RE: PDF accessibility guidelines. WAS: Re: PDF's and Signatures

one of the problems I face is not the big players universities and 
companies but the small volunteer groups that just upload pdf documents 
and that's as far as they go,  churches and affinity groups want to be on 
line but the volunteers running the websites rarely have any training or 
even know what the W3C is much less what they say.

one reason I just say "avoid pdf" to these groups.

as you say is a real shame the tools are behind a paywall (which is 
technically illegal in the USA) small groups churches volunteers etc $88 
may be a significant part of their budgets


On Fri, 23 Jan 2015, John Foliot wrote:

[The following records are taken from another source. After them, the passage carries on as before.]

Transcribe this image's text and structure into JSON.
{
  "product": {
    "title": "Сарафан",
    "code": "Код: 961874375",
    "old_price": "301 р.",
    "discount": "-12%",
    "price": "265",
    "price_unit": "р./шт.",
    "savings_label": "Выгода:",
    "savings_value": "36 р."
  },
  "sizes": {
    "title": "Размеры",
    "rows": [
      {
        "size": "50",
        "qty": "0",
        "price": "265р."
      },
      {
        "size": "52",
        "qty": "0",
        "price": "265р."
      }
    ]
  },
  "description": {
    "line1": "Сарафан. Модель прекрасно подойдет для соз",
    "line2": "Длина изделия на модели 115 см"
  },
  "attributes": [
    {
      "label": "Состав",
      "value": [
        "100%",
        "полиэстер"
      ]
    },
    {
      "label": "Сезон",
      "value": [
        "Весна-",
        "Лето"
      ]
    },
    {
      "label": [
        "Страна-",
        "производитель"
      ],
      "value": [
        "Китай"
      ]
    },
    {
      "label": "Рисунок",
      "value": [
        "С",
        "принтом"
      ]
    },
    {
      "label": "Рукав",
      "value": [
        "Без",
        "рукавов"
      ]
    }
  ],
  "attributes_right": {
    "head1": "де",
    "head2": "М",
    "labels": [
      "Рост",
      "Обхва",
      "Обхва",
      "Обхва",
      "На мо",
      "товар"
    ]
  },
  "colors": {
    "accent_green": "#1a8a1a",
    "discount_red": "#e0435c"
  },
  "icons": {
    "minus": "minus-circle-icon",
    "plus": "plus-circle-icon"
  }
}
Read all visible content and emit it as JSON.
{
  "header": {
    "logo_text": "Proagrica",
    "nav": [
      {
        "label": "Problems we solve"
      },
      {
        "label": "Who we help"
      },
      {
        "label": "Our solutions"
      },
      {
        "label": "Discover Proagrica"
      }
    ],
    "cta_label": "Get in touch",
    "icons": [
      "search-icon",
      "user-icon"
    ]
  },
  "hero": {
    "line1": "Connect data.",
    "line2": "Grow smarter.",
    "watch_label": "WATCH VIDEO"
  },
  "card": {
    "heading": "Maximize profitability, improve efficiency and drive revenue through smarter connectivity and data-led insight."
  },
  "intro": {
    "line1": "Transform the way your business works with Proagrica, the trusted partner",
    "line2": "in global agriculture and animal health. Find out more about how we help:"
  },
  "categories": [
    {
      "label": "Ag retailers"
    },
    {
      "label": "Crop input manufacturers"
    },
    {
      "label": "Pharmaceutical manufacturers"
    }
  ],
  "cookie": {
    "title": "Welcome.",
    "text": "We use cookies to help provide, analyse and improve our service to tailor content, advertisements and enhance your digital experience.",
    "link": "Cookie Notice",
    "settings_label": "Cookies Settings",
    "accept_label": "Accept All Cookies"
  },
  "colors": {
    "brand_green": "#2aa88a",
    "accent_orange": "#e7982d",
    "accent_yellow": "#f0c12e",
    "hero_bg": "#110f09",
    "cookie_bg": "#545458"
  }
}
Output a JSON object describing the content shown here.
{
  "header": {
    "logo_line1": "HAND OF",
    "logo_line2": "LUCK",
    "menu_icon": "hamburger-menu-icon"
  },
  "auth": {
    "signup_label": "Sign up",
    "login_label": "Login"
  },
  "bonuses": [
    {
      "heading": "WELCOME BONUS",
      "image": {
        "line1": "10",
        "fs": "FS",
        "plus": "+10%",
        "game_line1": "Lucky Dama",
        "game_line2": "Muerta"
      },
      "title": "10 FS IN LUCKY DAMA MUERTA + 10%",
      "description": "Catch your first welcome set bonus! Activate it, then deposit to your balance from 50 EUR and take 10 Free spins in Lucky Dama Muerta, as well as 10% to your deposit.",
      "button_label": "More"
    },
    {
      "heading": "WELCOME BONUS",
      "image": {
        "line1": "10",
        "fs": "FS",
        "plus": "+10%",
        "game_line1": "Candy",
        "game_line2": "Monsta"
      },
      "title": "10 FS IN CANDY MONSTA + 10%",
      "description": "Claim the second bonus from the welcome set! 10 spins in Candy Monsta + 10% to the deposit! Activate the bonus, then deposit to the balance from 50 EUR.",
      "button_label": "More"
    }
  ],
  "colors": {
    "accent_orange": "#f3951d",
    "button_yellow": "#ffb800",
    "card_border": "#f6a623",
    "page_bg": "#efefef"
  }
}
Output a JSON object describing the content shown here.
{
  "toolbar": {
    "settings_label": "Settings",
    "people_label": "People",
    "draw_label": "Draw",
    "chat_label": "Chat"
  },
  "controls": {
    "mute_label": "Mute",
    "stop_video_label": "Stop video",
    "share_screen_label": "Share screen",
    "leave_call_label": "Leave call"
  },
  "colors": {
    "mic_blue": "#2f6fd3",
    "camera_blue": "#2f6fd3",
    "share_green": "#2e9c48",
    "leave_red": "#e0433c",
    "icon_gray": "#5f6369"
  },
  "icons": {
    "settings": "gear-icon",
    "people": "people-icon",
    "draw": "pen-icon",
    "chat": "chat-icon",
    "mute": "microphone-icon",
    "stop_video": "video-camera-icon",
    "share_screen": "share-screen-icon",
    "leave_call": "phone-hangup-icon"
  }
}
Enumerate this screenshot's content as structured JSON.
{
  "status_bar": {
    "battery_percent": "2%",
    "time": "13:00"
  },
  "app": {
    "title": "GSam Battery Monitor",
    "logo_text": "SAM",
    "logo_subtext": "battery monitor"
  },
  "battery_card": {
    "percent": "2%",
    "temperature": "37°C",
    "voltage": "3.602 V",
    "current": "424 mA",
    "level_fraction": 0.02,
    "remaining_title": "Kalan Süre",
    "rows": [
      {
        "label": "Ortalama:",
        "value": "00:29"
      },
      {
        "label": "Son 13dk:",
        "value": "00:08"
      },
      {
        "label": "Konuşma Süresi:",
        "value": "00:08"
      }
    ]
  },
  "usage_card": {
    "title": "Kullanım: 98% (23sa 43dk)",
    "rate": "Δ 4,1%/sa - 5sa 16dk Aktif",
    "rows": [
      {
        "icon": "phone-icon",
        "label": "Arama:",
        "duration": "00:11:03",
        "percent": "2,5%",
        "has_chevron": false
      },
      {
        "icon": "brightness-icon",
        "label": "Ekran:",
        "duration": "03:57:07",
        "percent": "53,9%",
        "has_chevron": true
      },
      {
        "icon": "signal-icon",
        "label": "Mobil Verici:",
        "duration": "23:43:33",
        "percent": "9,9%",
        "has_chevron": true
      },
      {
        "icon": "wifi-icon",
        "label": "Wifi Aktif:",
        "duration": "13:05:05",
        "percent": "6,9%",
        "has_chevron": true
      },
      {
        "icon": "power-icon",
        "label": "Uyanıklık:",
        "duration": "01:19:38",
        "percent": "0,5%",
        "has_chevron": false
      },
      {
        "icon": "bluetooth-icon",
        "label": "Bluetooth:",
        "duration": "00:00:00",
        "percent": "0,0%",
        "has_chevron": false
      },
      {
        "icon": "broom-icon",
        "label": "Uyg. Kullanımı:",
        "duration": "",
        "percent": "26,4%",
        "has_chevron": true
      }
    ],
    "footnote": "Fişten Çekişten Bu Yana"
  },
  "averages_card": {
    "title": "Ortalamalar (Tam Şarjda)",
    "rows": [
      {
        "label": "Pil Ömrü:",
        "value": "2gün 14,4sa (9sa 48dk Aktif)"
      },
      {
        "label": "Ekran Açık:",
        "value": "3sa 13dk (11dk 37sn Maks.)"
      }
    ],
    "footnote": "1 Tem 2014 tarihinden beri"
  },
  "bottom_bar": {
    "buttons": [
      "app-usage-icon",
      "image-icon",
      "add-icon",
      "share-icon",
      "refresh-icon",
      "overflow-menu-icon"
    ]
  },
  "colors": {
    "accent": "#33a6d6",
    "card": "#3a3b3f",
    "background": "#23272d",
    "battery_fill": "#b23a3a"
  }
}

> Date: Fri, 23 Jan 2015 10:15:47 -0800
> From: John Foliot <>
> To: 'Duff Johnson' <>,
>     "'Thompson, Rachel'" <>
> Cc:
> Subject: RE: PDF accessibility guidelines. WAS: Re: PDF's and Signatures
> Resent-Date: Fri, 23 Jan 2015 18:16:30 +0000
> Resent-From:
> Duff Johnson wrote:
>> Others have voted - as you've read - against PDF altogether. I
>> understand the frustration.
> I think the real answer is to use the correct tool for the job. PDFs have a
> place, and as Duff notes, can be made pretty darned accessible
> (accessibility being a long-tail proposition - you will never, ever, reach
> 100%)
>> Software developers have been slow to
>> support the accessibility features in PDF. Following publication of
>> PDF/UA in 2012, however, the pace of such development has accelerated
>> dramatically, and new products are coming on the market. Big banks are
>> already delivering their statements as tagged PDF files.
>> More importantly, PDF/UA means that you can tell them exactly what you
>> want. Simply say to software developers: "Hey, we want your software to
>> support PDF/UA!"
> It is unfortunate then that the PDF/UA Standard is hidden behind a pay-wall:
> umber=64599
> Yes, it could be argued that $88.00 won't break the bank (it might impact
> some however), but more importantly, that pay-to-play barrier is and remains
> one of the impediments for greater PDF accessibility.
> Duff, I have never worked with the ISO before, but perhaps they could be
> encouraged to do as SMPTE (Society of Motion Picture and Television
> Engineers) did regarding SMPTE-TT (captioning format), as noted here:
> g-standard-freely-available-widening-access
> (Almost every other SMPTE standards document is a pay-to-access document as
> well)
> The financial loss to ISO would be minimal, but the impact (both in improved
> accessibility, but also "good will") would be tangible to the ISO.
> JF

Received on Friday, 23 January 2015 20:12:27 UTC